From Ingonish Beach, I drove north to Meat Cove, where, after dinner at the Meat Cove Family Restaurant, I spent a fine evening watching the beautiful scenery from the Hines Oceanview Lodge high above the village as the sun dipped over the Highlands (at 20h!) and produced a fine sunset during the long dusk.
Tuesday morning, I was up early on a generally beautiful day and headed up the Meat Cove Mountain Trail (described here); it is relatively short, following along a brook bed (dry this day) up from the trail head on Meat Cove Road (at GPS 47°01.211'N 60°33.665'W) and around the eastern flank of Meat Cove Mountain to the col (at GPS 47°00.748'N 60°33.522'W) from which photo #1 was shot, looking a bit west of south down the valley carved by the Meat Cove Brook. The length of the trail is a mere 1 km (0.6 mi) to the col, but it is one of the steepest trails in Cape Breton, with rope railings along the way to assist in maintaining one’s footing: I managed it in just under two hours, with lots of rests to regain my breath (even the descent took me one hour and nine minutes, because great attention to where one puts one’s feet is essential), though someone with better lungs and balance could likely do it in much less (the Three Peaks Challenge time for fit hikers is from two to two and a half hours, but that includes the trek out to the north summit and down to the rock face as well).
The last time I was here, 2009 June 17, it was impossible to see Meat Cove Brook from here—only a line through the trees below allowed one to discern its course.
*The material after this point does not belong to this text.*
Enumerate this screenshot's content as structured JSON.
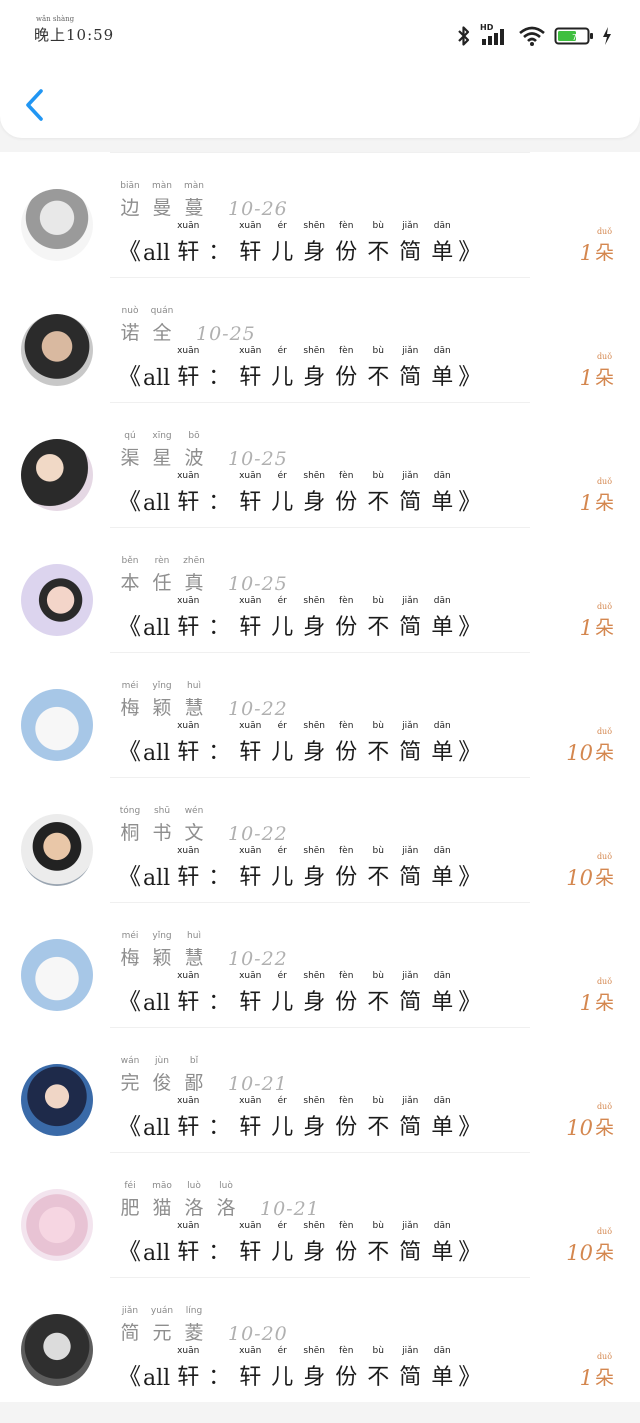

The deluge of 2010 and its aftermath (if you are unfamiliar with it and its consequences, see the text on this page) changed that pristine state into what one now sees below: rubble and earth and uprooted trees all along its course.
The boundary between Inverness and Victoria Counties is to the right of Meat Cove Brook in this view, passing over the highest ridge at the centre right middle ground just before it starts to descend to the brook and then jumping about halfway down the slope at the centre right; it does cross the brook and the lower slope of Meat Cove Mountain, but the point at which it does so is out of the scope of this photo. If one were to fly in a straight line south beyond the mountain in the centre of this photo, one would pass just to the east of MacEvoys Barren on North Mountain and reach the Cabot Trail in Big Intervale. If one were to fly due west (at the far right of the photo), one would arrive at Lowland Cove in 4.7 km (2.9 mi); alas, the Highlands at the right of this photo completely block all views of the northwestern Inverness County coast, including the High Capes and Cape St Lawrence.
From the col, where I perched on a boulder to capture the gorgeous views here, one can go either right or left. The right hand (western) trail leads up and over the northern summit of Meat Cove Mountain and down to the cliff at the top of the face seen from the village far below. Photo #2 is the view to the right from the boulder of the summit and the rock cliffs that line the western edge of Meat Cove Mountain. The trail, seen here between the centre boulder and the one to its right, is actually considerably clearer than this photo makes it appear and is very easy to follow.
If one goes to the left (east) from the col, one ascends to the ridge that one sees in photo #3, which continues the view to the far left outside the scope of photo #1. As seen there, this ridge extends south along the Meat Cove Brook valley; the initial part of it is open, but it becomes forested about ½ km (⅓ mi) from the col. The same protruding eroded rock formations seen in photo #2 are present along this ridge until it reaches the forested area. The highest point on the ridge, which is higher than the northern summit of Meat Cove Mountain, can also be thought of as the southern summit of Meat Cove Mountain.
After a short rest, I chose to go left first and began my ascent of the ridge; photo #4, which looks northwest back (and down) on the summit of Meat Cove Mountain, was taken from near the southern summit. The boulder from which the first three photos on this page were taken is in the right foreground down below. The trail along the edge of the northern summit to its top is as easily made out in this photo as it is when one walks it. From this perspective, the side of Meat Cove Mountain appears to rise at a 45° angle; when one is along the trail across the northern summit, it seems to fall away much more sharply than that! The rock face that is the mountain’s most prominent feature when seen from the village below (as seen here) is on the far side of the northern summit on its northwest side, well below the summit itself. The Gulf of St Lawrence, whose blues merge fuzzily into the lighter hues of the sky, is in the far distance.